[Records contained in a dataset]
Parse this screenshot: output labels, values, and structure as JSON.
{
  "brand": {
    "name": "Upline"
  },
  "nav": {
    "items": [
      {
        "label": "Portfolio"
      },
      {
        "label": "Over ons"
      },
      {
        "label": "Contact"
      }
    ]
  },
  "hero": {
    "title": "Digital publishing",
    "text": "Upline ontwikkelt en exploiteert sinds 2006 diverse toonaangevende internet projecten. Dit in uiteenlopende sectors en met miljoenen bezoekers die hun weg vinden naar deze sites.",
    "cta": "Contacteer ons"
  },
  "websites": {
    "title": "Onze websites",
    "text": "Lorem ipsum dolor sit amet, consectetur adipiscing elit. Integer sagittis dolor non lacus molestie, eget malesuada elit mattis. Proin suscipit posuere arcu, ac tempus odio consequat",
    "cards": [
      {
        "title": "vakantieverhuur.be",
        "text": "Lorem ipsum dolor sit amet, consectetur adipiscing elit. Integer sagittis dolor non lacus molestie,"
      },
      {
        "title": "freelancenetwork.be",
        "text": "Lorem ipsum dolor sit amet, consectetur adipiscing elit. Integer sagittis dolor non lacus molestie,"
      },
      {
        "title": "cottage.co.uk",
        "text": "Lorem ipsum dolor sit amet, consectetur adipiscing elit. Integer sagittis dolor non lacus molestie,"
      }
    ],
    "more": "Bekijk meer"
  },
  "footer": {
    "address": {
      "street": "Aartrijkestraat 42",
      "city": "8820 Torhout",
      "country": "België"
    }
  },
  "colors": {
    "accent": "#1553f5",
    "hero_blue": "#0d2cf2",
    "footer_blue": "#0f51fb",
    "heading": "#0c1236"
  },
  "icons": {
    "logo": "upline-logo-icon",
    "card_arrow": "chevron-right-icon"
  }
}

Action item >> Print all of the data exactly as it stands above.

Completed exercise >>
Parse this screenshot: output labels, values, and structure as JSON.
{
  "brand": {
    "name": "Upline"
  },
  "nav": {
    "items": [
      {
        "label": "Portfolio"
      },
      {
        "label": "Over ons"
      },
      {
        "label": "Contact"
      }
    ]
  },
  "hero": {
    "title": "Digital publishing",
    "text": "Upline ontwikkelt en exploiteert sinds 2006 diverse toonaangevende internet projecten. Dit in uiteenlopende sectors en met miljoenen bezoekers die hun weg vinden naar deze sites.",
    "cta": "Contacteer ons"
  },
  "websites": {
    "title": "Onze websites",
    "text": "Lorem ipsum dolor sit amet, consectetur adipiscing elit. Integer sagittis dolor non lacus molestie, eget malesuada elit mattis. Proin suscipit posuere arcu, ac tempus odio consequat",
    "cards": [
      {
        "title": "vakantieverhuur.be",
        "text": "Lorem ipsum dolor sit amet, consectetur adipiscing elit. Integer sagittis dolor non lacus molestie,"
      },
      {
        "title": "freelancenetwork.be",
        "text": "Lorem ipsum dolor sit amet, consectetur adipiscing elit. Integer sagittis dolor non lacus molestie,"
      },
      {
        "title": "cottage.co.uk",
        "text": "Lorem ipsum dolor sit amet, consectetur adipiscing elit. Integer sagittis dolor non lacus molestie,"
      }
    ],
    "more": "Bekijk meer"
  },
  "footer": {
    "address": {
      "street": "Aartrijkestraat 42",
      "city": "8820 Torhout",
      "country": "België"
    }
  },
  "colors": {
    "accent": "#1553f5",
    "hero_blue": "#0d2cf2",
    "footer_blue": "#0f51fb",
    "heading": "#0c1236"
  },
  "icons": {
    "logo": "upline-logo-icon",
    "card_arrow": "chevron-right-icon"
  }
}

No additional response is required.